In 1837, the Prado Museum was opened to the general public and, later, enlarged as part of major redevelopment of the Madrid. Regular visits to the museum were compulsory for students of the nearby Academia de Bellas Artes de San Fernando. There students were required to study Italian, Flemish, and Spanish Old Master works. Above all, and in order of importance, Velázquez, Murillo, Ribera and Zurburán--all well represented in the Prado’s collection--were considered models for nineteenth-century Spanish students.
Sometime between 1847 and 1855, Léon Bonnat was accepted and studied at the Academia. There he worked first under the instruction of José de Madrazo y Agudo (1781-1859), a student of Jacques Louis David (French, 1748-1825) and, then, his son, Federico de Madrazo y Kuntz (1815-1894), who had a life-long relationship with Jacques Auguste Dominique Ingres (French, 1780-1867). These painters were commanded enormous respect and influence in nineteenth-century Spanish art.
In 1853, Bonnat’s father died, prematurely ending his studies and requiring his family to return to Bayonne. There Bonnat quickly secured a 1,500-franc scholarship from the local Municipality to study at the Ecole des Beaux-Arts. Within a year, at at the age of 20 he had moved to Paris and entered the studio of Léon Cogniet (1794-1880).
By 1857 Bonnat had submitted three portraits to the annual Salon, all of which were accepted and initiated a life-long career of portraiture, which ensured a steady paycheck and a stream of important clients that included Victor Hugo, Alexandre Dumas, the Empress Eugene, and the official images of four successive French presidents. Also in 1857, Bonnat competed for and won second place in the coveted Prix de Rome. Despite having lost state patronage to study in Rome, he was accepted to the French School in Rome and paid his own way.

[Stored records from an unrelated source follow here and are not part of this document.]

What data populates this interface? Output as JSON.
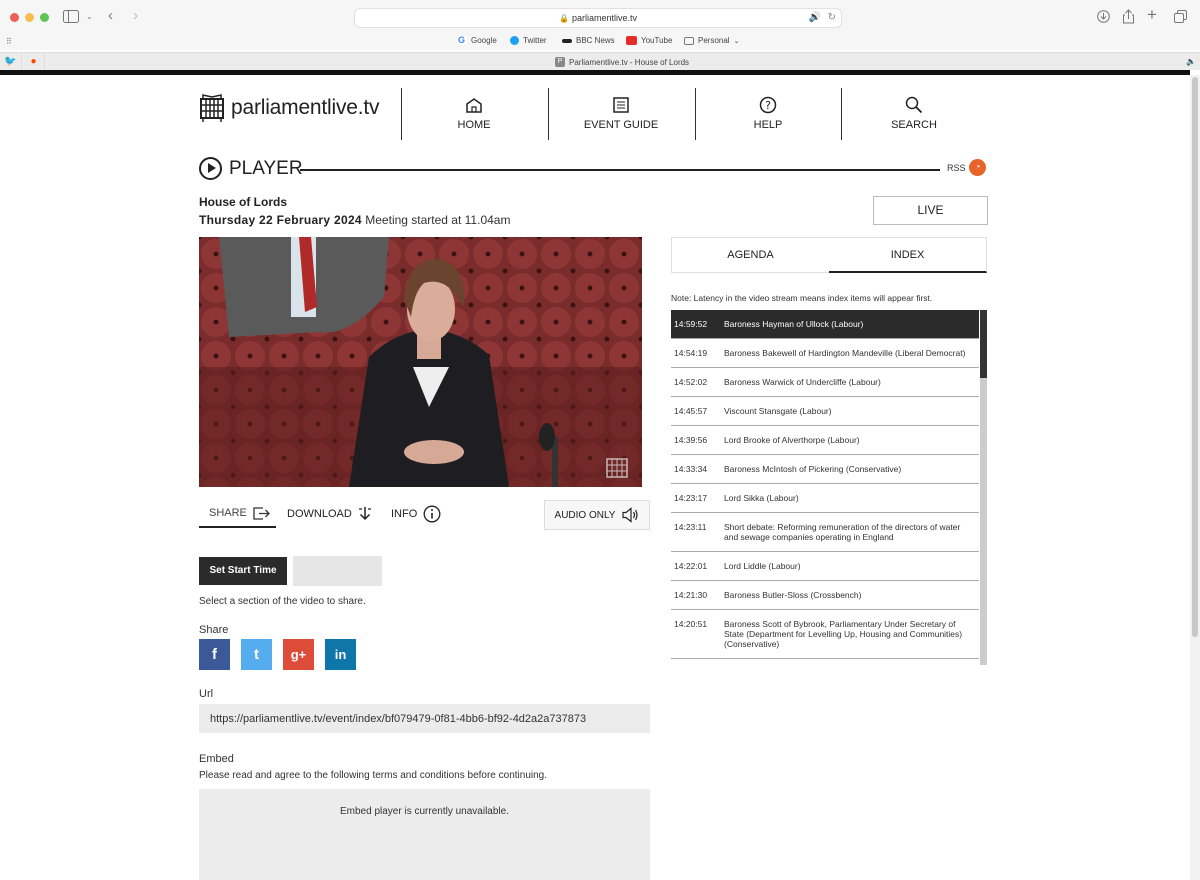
{
  "browser": {
    "url": "parliamentlive.tv",
    "favorites": [
      "Google",
      "Twitter",
      "BBC News",
      "YouTube",
      "Personal"
    ],
    "tab_title": "Parliamentlive.tv - House of Lords",
    "tab_badge": "P"
  },
  "site": {
    "logo": "parliamentlive.tv",
    "nav": [
      "HOME",
      "EVENT GUIDE",
      "HELP",
      "SEARCH"
    ]
  },
  "player": {
    "heading": "PLAYER",
    "rss": "RSS",
    "house": "House of Lords",
    "date": "Thursday 22 February 2024",
    "meeting": "Meeting started at 11.04am",
    "live_button": "LIVE",
    "toolbar": {
      "share": "SHARE",
      "download": "DOWNLOAD",
      "info": "INFO",
      "audio_only": "AUDIO ONLY"
    },
    "set_start_time": "Set Start Time",
    "select_text": "Select a section of the video to share.",
    "share_label": "Share",
    "social": [
      "f",
      "t",
      "g+",
      "in"
    ],
    "url_label": "Url",
    "url_value": "https://parliamentlive.tv/event/index/bf079479-0f81-4bb6-bf92-4d2a2a737873",
    "embed_label": "Embed",
    "embed_text": "Please read and agree to the following terms and conditions before continuing.",
    "embed_unavailable": "Embed player is currently unavailable."
  },
  "panel": {
    "tabs": [
      "AGENDA",
      "INDEX"
    ],
    "note": "Note:  Latency in the video stream means index items will appear first.",
    "index": [
      {
        "time": "14:59:52",
        "name": "Baroness Hayman of Ullock (Labour)"
      },
      {
        "time": "14:54:19",
        "name": "Baroness Bakewell of Hardington Mandeville (Liberal Democrat)"
      },
      {
        "time": "14:52:02",
        "name": "Baroness Warwick of Undercliffe (Labour)"
      },
      {
        "time": "14:45:57",
        "name": "Viscount Stansgate (Labour)"
      },
      {
        "time": "14:39:56",
        "name": "Lord Brooke of Alverthorpe (Labour)"
      },
      {
        "time": "14:33:34",
        "name": "Baroness McIntosh of Pickering (Conservative)"
      },
      {
        "time": "14:23:17",
        "name": "Lord Sikka (Labour)"
      },
      {
        "time": "14:23:11",
        "name": "Short debate: Reforming remuneration of the directors of water and sewage companies operating in England"
      },
      {
        "time": "14:22:01",
        "name": "Lord Liddle (Labour)"
      },
      {
        "time": "14:21:30",
        "name": "Baroness Butler-Sloss (Crossbench)"
      },
      {
        "time": "14:20:51",
        "name": "Baroness Scott of Bybrook, Parliamentary Under Secretary of State (Department for Levelling Up, Housing and Communities) (Conservative)"
      }
    ]
  },
  "colors": {
    "active_row": "#2b2b2b",
    "facebook": "#3b5998",
    "twitter": "#55acee",
    "google_plus": "#dd4b39",
    "linkedin": "#0e76a8",
    "rss": "#e8622a"
  }
}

Studying there from 1858-1861, he produced three large-scale history paintings, Le Bon Samaritain (1859), Adam et Eve découvrant le corps d’Abel (1860) and Le martyre de Saint-André (1861), which were each sent to and accepted in the annual Paris Salon.
Almost immediately upon his return from Rome, Bonnat was welcomed into the French Academy and the upper echelon of respectable French art culture. In 1863 and 1864, two of his works are acquired by Princess Mathilde and Empress Eugénie, respectively. He was awarded the Légion d’Honneur (1867), made a member of the Salon jury (1869)--a position he would hold until his death--a member of the Institute de France (1881), a professor of at the Ecole des Beaux-Arts in Paris (1888), awarded the Grand Croix (1900), and made Director of the Ecole des Beaux-Arts (1905).

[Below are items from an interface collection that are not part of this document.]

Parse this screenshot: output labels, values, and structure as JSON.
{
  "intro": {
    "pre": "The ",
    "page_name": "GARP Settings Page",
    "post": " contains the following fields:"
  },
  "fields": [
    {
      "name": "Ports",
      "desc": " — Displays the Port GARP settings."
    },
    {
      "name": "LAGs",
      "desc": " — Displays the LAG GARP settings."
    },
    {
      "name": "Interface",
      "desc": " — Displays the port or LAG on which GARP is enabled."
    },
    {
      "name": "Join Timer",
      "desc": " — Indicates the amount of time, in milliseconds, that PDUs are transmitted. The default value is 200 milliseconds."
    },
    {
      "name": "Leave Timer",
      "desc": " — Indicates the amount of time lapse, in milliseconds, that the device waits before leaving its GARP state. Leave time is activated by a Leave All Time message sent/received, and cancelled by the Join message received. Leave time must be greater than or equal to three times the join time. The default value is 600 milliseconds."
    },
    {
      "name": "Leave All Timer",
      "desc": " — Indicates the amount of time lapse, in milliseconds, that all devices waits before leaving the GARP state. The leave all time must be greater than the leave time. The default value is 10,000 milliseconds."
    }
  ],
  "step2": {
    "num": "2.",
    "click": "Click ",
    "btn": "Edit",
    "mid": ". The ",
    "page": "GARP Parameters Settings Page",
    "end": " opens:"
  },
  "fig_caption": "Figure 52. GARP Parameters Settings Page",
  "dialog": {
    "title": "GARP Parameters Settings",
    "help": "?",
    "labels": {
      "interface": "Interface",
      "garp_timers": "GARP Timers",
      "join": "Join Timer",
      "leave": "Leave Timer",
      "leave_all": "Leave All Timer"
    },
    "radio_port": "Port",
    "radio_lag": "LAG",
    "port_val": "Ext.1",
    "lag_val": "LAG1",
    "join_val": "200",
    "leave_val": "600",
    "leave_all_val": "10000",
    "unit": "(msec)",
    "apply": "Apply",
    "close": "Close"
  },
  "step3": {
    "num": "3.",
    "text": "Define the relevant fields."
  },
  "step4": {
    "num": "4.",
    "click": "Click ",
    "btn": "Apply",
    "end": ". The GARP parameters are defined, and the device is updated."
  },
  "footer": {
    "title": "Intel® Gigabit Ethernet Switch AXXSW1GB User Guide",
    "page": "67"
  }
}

Despite having accrued significant and real recognition from the Academy, Bonnat courted controversy. As a young painter in 1863, he supported new reforms in the Ecole des Beaux-Arts that opened the very conservative school to, among other things, allow students to be instructed in oil painting. Beginning in 1869 as a member of the Salon Jury, Bonnat became a proponent for the controversial work of Eduoard Manet and Gustave Courbet. He was also a lifelong friend of Edgar Degas.
As I did research for this post, it occurred to me that, like Bonnat, many contemporary artists are struggling with the combination of the Classical Tradition and Realism in their work. The former emphasizes the ideal and the latter the real, often with particular emphasis on imperfection. I think that so-called "Classical Realists" would do well to look at the work of Bonnat, who combined a love of Ingres with a reverence for Ribera. They would benefit more looking at his paintings than from William-Adolphe Bouguereau (French, 1825-1905), for example, who was a strict Classicist.